    2017 Concerns for Cancellation of Parole in Place

    In 2017, soon after taking office, President Trump issued an Executive Order on immigration, which stated that Parole in Place programs would be eliminated; instead, Parole in Place cases would be considered on a case-by-case basis. This pronouncement was interpreted to mean that military parole in place program established in 2013 would be ended. The San Diego Tribune, for instance, published this opinion piece, imploring the Trump Administration to continue Military Parole in Place.

    Immigration lawyers in the Los Angeles-area, as of March 2017, continue to report that the USCIS Los Angeles District Office is still approving requests for Military Parole in Place, despite Trump’s Executive Order.

    Imagine volunteering to risk your life and defend the country you call home. You’re out in a combat zone and all of a sudden you get a frantic call that your spouse and children are being deported back to a country that they probably haven’t seen in years.

    This is the reality that thousands of Americans might face now that the Trump Administration is ending Parole in Place. The program was initially created to provide immigration support to the immediate family members of those who are actively serving in the military. If you served in the military and your spouse or child was undocumented, they would be protected under Parole in Place and be given a path to permanent residency.

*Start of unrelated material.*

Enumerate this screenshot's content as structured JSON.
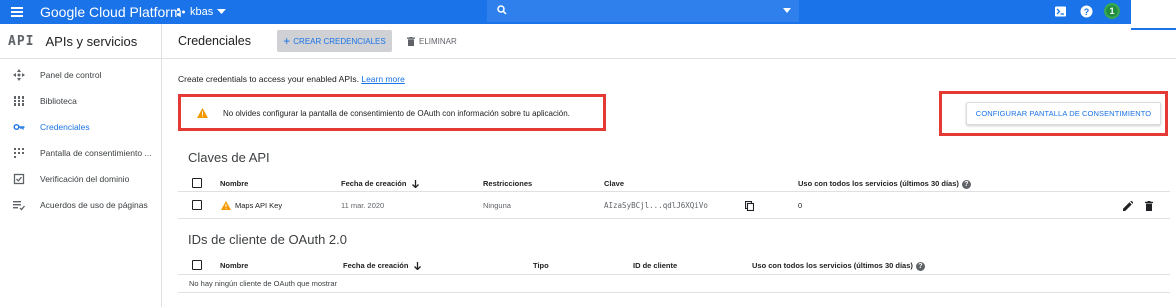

    This program that was created to keep military families together is now coming to an end. Rumors suggest that the program will be completely shut down within a month or so. There’s a lot of speculation in the air as to how much longer Parole in Place will exist, but one thing is for sure: now’s the time to apply if you’re eligible.

    As of now, it is speculated that once the program ends, those applying for Parole in Place will be considered on a case by case basis. This means that there will no longer be an organized system for processing applications, or formal assistance to the families of active-duty members of the military. Instead, applications will be left at the hands of USCIS and potentially lost in the messy web that is bureaucracy.

    Apply Now, While You Can

    If you or any of your loved ones are eligible for Parole in Place, now is the time to apply. The best way to get your application in on-time is with the help of a skilled immigration attorney. Please answer a few questions and see if you qualify for a free case evaluation.